I sold a converted tenor banjo recently -- tenor necks are about two frets shorter than the 25+" standard length -- and the buyer was quite happy. I didn't do the conversion on that one, but whoever did not only layered a piece of wood onto the side from the 5th-string peg to the shell (the place where 5-string banjos get wider), but topped it with a piece of fingerboard, complete with frets, despite that no one would be fretting the 5th string anyway. It was a neat job, I have to say.
I long ago did such a conversion, but I left the 5th string just 'hanging out' from the peg to the bridge. I didn't like it, so I put extra wood on the side of the neck, but didn't bother with a fingerboard on top (too much work for what was an old low-grade Kay tenor).
I have a banjo on eBay right now, a 1925 Gibson (10.5" shell -- nothing fancy, in other words), but it has the full-scale neck, so unless you want to use a capo all the time, it's not what you want. However, it is really light, with a good action and sweet, sweet tone (probably close to the plunky tone your teacher is after for you). I used it for several years and always loved the tone.
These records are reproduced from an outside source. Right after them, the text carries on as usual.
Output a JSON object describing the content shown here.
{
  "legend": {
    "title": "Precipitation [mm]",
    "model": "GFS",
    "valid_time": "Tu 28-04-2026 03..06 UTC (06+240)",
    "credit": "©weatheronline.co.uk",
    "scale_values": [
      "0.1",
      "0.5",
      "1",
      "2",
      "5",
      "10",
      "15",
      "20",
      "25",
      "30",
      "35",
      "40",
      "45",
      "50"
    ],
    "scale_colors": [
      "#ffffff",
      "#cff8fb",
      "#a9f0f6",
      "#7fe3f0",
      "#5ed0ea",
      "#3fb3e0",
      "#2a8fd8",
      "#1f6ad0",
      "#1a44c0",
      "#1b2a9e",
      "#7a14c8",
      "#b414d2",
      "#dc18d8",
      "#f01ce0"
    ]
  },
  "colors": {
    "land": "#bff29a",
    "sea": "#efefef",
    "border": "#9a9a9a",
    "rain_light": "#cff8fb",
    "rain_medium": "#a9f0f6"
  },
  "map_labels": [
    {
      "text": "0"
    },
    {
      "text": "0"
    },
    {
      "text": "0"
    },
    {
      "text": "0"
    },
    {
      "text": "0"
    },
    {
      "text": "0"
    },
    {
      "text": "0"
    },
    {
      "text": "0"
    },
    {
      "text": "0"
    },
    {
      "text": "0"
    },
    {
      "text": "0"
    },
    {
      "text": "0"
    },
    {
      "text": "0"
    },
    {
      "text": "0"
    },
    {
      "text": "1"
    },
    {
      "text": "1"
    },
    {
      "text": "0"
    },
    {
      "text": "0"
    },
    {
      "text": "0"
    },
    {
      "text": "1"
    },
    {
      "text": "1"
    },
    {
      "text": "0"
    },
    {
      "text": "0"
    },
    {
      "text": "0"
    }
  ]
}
It is not a short-scale instrument, but might be what you're looking for, though it's also probably more than you want to spend.
I have an American Princess, as mentioned above, and it's a lovely banjo, but mine, at least, is only successful with nylon strings, and isn't really loud enough for string-band use. It's the very thing for 19th-Century "guitar style" ("classical") banjo, though.
Good luck in your search.